• Exercise requirements:
All of the data below should be printed again exactly, pictures excluded.

Entries from a dataset of interfaces:
________________________

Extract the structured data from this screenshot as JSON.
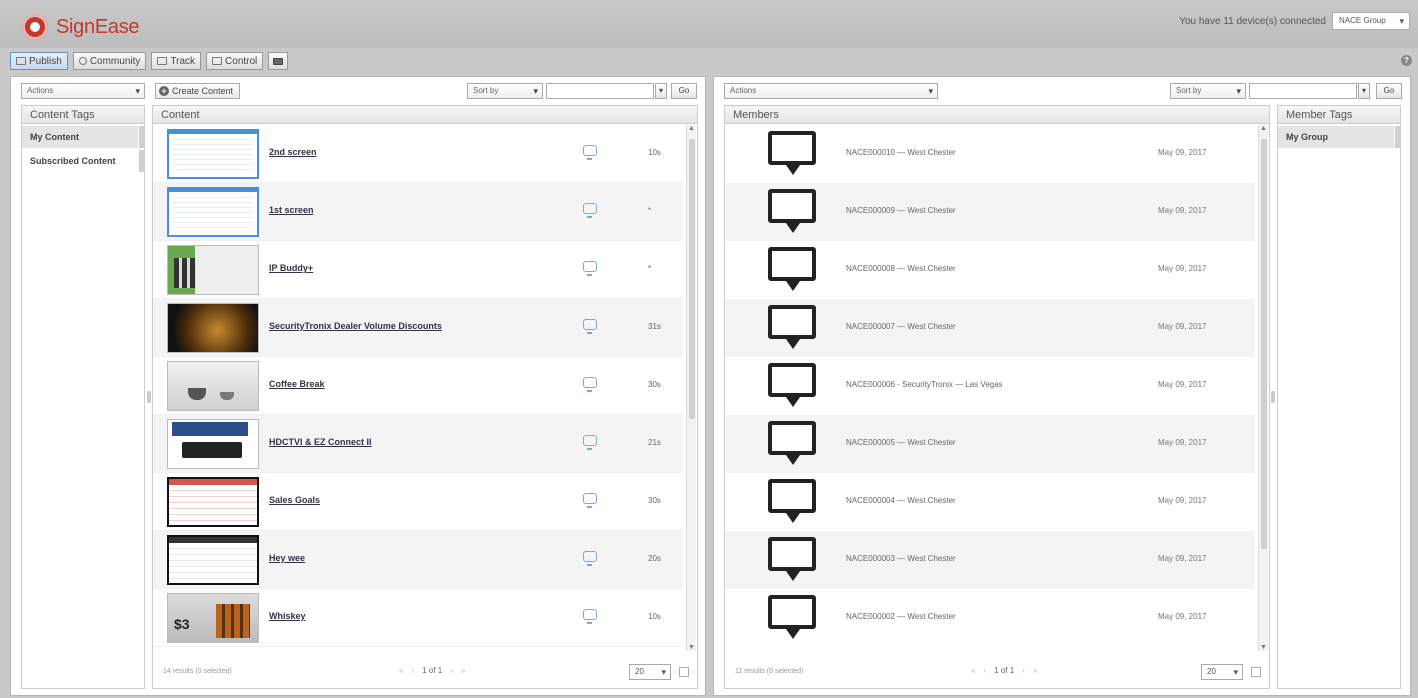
{
  "app": {
    "name": "SignEase",
    "device_status": "You have 11 device(s) connected",
    "group_selector": "NACE Group",
    "brand_color": "#c0392b"
  },
  "toolbar": {
    "publish": "Publish",
    "community": "Community",
    "track": "Track",
    "control": "Control"
  },
  "left": {
    "actions": "Actions",
    "create_content": "Create Content",
    "sort_by": "Sort by",
    "go": "Go",
    "content_tags_header": "Content Tags",
    "content_header": "Content",
    "tags": [
      "My Content",
      "Subscribed Content"
    ],
    "items": [
      {
        "title": "2nd screen",
        "duration": "10s",
        "thumb": "blue"
      },
      {
        "title": "1st screen",
        "duration": "*",
        "thumb": "blue"
      },
      {
        "title": "IP Buddy+",
        "duration": "*",
        "thumb": "green"
      },
      {
        "title": "SecurityTronix Dealer Volume Discounts",
        "duration": "31s",
        "thumb": "dark"
      },
      {
        "title": "Coffee Break",
        "duration": "30s",
        "thumb": "cup"
      },
      {
        "title": "HDCTVI & EZ Connect II",
        "duration": "21s",
        "thumb": "hd"
      },
      {
        "title": "Sales Goals",
        "duration": "30s",
        "thumb": "redtbl"
      },
      {
        "title": "Hey wee",
        "duration": "20s",
        "thumb": "blktbl"
      },
      {
        "title": "Whiskey",
        "duration": "10s",
        "thumb": "promo"
      }
    ],
    "footer_count": "14 results (0 selected)",
    "pager": "1 of 1",
    "per_page": "20"
  },
  "right": {
    "actions": "Actions",
    "sort_by": "Sort by",
    "go": "Go",
    "members_header": "Members",
    "member_tags_header": "Member Tags",
    "tags": [
      "My Group"
    ],
    "members": [
      {
        "name": "NACE000010 — West Chester",
        "date": "May 09, 2017"
      },
      {
        "name": "NACE000009 — West Chester",
        "date": "May 09, 2017"
      },
      {
        "name": "NACE000008 — West Chester",
        "date": "May 09, 2017"
      },
      {
        "name": "NACE000007 — West Chester",
        "date": "May 09, 2017"
      },
      {
        "name": "NACE000006 - SecurityTronix — Las Vegas",
        "date": "May 09, 2017"
      },
      {
        "name": "NACE000005 — West Chester",
        "date": "May 09, 2017"
      },
      {
        "name": "NACE000004 — West Chester",
        "date": "May 09, 2017"
      },
      {
        "name": "NACE000003 — West Chester",
        "date": "May 09, 2017"
      },
      {
        "name": "NACE000002 — West Chester",
        "date": "May 09, 2017"
      }
    ],
    "footer_count": "11 results (0 selected)",
    "pager": "1 of 1",
    "per_page": "20"
  },
  "icons": {
    "help": "?",
    "pager_first": "«",
    "pager_prev": "‹",
    "pager_next": "›",
    "pager_last": "»"
  }
}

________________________

• Output for this exercise:
Extract the structured data from this screenshot as JSON.
{
  "app": {
    "name": "SignEase",
    "device_status": "You have 11 device(s) connected",
    "group_selector": "NACE Group",
    "brand_color": "#c0392b"
  },
  "toolbar": {
    "publish": "Publish",
    "community": "Community",
    "track": "Track",
    "control": "Control"
  },
  "left": {
    "actions": "Actions",
    "create_content": "Create Content",
    "sort_by": "Sort by",
    "go": "Go",
    "content_tags_header": "Content Tags",
    "content_header": "Content",
    "tags": [
      "My Content",
      "Subscribed Content"
    ],
    "items": [
      {
        "title": "2nd screen",
        "duration": "10s",
        "thumb": "blue"
      },
      {
        "title": "1st screen",
        "duration": "*",
        "thumb": "blue"
      },
      {
        "title": "IP Buddy+",
        "duration": "*",
        "thumb": "green"
      },
      {
        "title": "SecurityTronix Dealer Volume Discounts",
        "duration": "31s",
        "thumb": "dark"
      },
      {
        "title": "Coffee Break",
        "duration": "30s",
        "thumb": "cup"
      },
      {
        "title": "HDCTVI & EZ Connect II",
        "duration": "21s",
        "thumb": "hd"
      },
      {
        "title": "Sales Goals",
        "duration": "30s",
        "thumb": "redtbl"
      },
      {
        "title": "Hey wee",
        "duration": "20s",
        "thumb": "blktbl"
      },
      {
        "title": "Whiskey",
        "duration": "10s",
        "thumb": "promo"
      }
    ],
    "footer_count": "14 results (0 selected)",
    "pager": "1 of 1",
    "per_page": "20"
  },
  "right": {
    "actions": "Actions",
    "sort_by": "Sort by",
    "go": "Go",
    "members_header": "Members",
    "member_tags_header": "Member Tags",
    "tags": [
      "My Group"
    ],
    "members": [
      {
        "name": "NACE000010 — West Chester",
        "date": "May 09, 2017"
      },
      {
        "name": "NACE000009 — West Chester",
        "date": "May 09, 2017"
      },
      {
        "name": "NACE000008 — West Chester",
        "date": "May 09, 2017"
      },
      {
        "name": "NACE000007 — West Chester",
        "date": "May 09, 2017"
      },
      {
        "name": "NACE000006 - SecurityTronix — Las Vegas",
        "date": "May 09, 2017"
      },
      {
        "name": "NACE000005 — West Chester",
        "date": "May 09, 2017"
      },
      {
        "name": "NACE000004 — West Chester",
        "date": "May 09, 2017"
      },
      {
        "name": "NACE000003 — West Chester",
        "date": "May 09, 2017"
      },
      {
        "name": "NACE000002 — West Chester",
        "date": "May 09, 2017"
      }
    ],
    "footer_count": "11 results (0 selected)",
    "pager": "1 of 1",
    "per_page": "20"
  },
  "icons": {
    "help": "?",
    "pager_first": "«",
    "pager_prev": "‹",
    "pager_next": "›",
    "pager_last": "»"
  }
}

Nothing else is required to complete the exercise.